***** GIVEN RECORDS

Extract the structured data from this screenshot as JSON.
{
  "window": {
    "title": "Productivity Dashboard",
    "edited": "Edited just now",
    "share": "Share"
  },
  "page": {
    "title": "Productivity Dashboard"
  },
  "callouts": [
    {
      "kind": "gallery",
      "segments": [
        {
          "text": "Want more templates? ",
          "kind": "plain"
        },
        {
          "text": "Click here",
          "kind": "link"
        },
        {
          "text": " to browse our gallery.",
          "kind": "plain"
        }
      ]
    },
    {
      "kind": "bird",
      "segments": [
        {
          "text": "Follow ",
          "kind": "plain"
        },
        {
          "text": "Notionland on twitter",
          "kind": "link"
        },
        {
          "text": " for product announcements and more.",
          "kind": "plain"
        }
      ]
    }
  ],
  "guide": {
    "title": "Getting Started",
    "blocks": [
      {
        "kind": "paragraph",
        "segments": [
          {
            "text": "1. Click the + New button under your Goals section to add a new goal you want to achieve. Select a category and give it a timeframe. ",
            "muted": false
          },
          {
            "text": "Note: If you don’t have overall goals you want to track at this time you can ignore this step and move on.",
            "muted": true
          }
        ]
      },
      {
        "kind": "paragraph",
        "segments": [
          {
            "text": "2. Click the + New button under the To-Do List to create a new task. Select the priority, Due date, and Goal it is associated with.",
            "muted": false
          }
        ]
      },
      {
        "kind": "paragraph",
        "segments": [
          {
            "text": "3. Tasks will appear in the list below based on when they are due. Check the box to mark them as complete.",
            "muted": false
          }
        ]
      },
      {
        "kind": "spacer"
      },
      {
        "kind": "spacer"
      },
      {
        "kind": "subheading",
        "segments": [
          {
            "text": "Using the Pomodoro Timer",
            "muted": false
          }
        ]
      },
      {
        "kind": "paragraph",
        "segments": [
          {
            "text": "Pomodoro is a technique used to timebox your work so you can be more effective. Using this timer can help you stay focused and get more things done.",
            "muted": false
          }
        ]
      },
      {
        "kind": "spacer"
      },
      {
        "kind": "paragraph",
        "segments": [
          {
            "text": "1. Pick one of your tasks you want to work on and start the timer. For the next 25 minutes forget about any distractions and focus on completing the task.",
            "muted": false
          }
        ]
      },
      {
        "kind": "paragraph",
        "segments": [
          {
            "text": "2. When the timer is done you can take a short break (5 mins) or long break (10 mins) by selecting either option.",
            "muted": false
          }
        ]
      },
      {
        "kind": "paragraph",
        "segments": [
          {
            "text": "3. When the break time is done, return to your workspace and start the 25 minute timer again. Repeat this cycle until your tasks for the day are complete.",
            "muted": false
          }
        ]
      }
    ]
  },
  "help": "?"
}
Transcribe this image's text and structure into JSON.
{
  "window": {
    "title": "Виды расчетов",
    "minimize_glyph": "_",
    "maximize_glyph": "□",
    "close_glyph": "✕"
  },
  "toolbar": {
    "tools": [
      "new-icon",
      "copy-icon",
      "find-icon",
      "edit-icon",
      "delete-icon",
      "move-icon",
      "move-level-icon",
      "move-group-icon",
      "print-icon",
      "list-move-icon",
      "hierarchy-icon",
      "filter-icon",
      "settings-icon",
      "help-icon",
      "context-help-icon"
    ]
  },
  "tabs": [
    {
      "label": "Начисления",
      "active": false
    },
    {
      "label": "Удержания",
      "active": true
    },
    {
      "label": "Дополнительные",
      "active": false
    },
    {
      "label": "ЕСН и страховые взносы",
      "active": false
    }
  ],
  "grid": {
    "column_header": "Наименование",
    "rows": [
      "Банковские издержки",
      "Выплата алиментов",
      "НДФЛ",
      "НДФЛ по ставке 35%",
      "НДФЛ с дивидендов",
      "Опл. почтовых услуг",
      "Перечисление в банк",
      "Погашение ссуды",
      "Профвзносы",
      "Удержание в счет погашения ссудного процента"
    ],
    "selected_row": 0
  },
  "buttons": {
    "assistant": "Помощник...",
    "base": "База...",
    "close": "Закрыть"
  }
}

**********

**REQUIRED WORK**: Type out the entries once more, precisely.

**WRITTEN ANSWER**:
Extract the structured data from this screenshot as JSON.
{
  "window": {
    "title": "Productivity Dashboard",
    "edited": "Edited just now",
    "share": "Share"
  },
  "page": {
    "title": "Productivity Dashboard"
  },
  "callouts": [
    {
      "kind": "gallery",
      "segments": [
        {
          "text": "Want more templates? ",
          "kind": "plain"
        },
        {
          "text": "Click here",
          "kind": "link"
        },
        {
          "text": " to browse our gallery.",
          "kind": "plain"
        }
      ]
    },
    {
      "kind": "bird",
      "segments": [
        {
          "text": "Follow ",
          "kind": "plain"
        },
        {
          "text": "Notionland on twitter",
          "kind": "link"
        },
        {
          "text": " for product announcements and more.",
          "kind": "plain"
        }
      ]
    }
  ],
  "guide": {
    "title": "Getting Started",
    "blocks": [
      {
        "kind": "paragraph",
        "segments": [
          {
            "text": "1. Click the + New button under your Goals section to add a new goal you want to achieve. Select a category and give it a timeframe. ",
            "muted": false
          },
          {
            "text": "Note: If you don’t have overall goals you want to track at this time you can ignore this step and move on.",
            "muted": true
          }
        ]
      },
      {
        "kind": "paragraph",
        "segments": [
          {
            "text": "2. Click the + New button under the To-Do List to create a new task. Select the priority, Due date, and Goal it is associated with.",
            "muted": false
          }
        ]
      },
      {
        "kind": "paragraph",
        "segments": [
          {
            "text": "3. Tasks will appear in the list below based on when they are due. Check the box to mark them as complete.",
            "muted": false
          }
        ]
      },
      {
        "kind": "spacer"
      },
      {
        "kind": "spacer"
      },
      {
        "kind": "subheading",
        "segments": [
          {
            "text": "Using the Pomodoro Timer",
            "muted": false
          }
        ]
      },
      {
        "kind": "paragraph",
        "segments": [
          {
            "text": "Pomodoro is a technique used to timebox your work so you can be more effective. Using this timer can help you stay focused and get more things done.",
            "muted": false
          }
        ]
      },
      {
        "kind": "spacer"
      },
      {
        "kind": "paragraph",
        "segments": [
          {
            "text": "1. Pick one of your tasks you want to work on and start the timer. For the next 25 minutes forget about any distractions and focus on completing the task.",
            "muted": false
          }
        ]
      },
      {
        "kind": "paragraph",
        "segments": [
          {
            "text": "2. When the timer is done you can take a short break (5 mins) or long break (10 mins) by selecting either option.",
            "muted": false
          }
        ]
      },
      {
        "kind": "paragraph",
        "segments": [
          {
            "text": "3. When the break time is done, return to your workspace and start the 25 minute timer again. Repeat this cycle until your tasks for the day are complete.",
            "muted": false
          }
        ]
      }
    ]
  },
  "help": "?"
}
Transcribe this image's text and structure into JSON.
{
  "window": {
    "title": "Виды расчетов",
    "minimize_glyph": "_",
    "maximize_glyph": "□",
    "close_glyph": "✕"
  },
  "toolbar": {
    "tools": [
      "new-icon",
      "copy-icon",
      "find-icon",
      "edit-icon",
      "delete-icon",
      "move-icon",
      "move-level-icon",
      "move-group-icon",
      "print-icon",
      "list-move-icon",
      "hierarchy-icon",
      "filter-icon",
      "settings-icon",
      "help-icon",
      "context-help-icon"
    ]
  },
  "tabs": [
    {
      "label": "Начисления",
      "active": false
    },
    {
      "label": "Удержания",
      "active": true
    },
    {
      "label": "Дополнительные",
      "active": false
    },
    {
      "label": "ЕСН и страховые взносы",
      "active": false
    }
  ],
  "grid": {
    "column_header": "Наименование",
    "rows": [
      "Банковские издержки",
      "Выплата алиментов",
      "НДФЛ",
      "НДФЛ по ставке 35%",
      "НДФЛ с дивидендов",
      "Опл. почтовых услуг",
      "Перечисление в банк",
      "Погашение ссуды",
      "Профвзносы",
      "Удержание в счет погашения ссудного процента"
    ],
    "selected_row": 0
  },
  "buttons": {
    "assistant": "Помощник...",
    "base": "База...",
    "close": "Закрыть"
  }
}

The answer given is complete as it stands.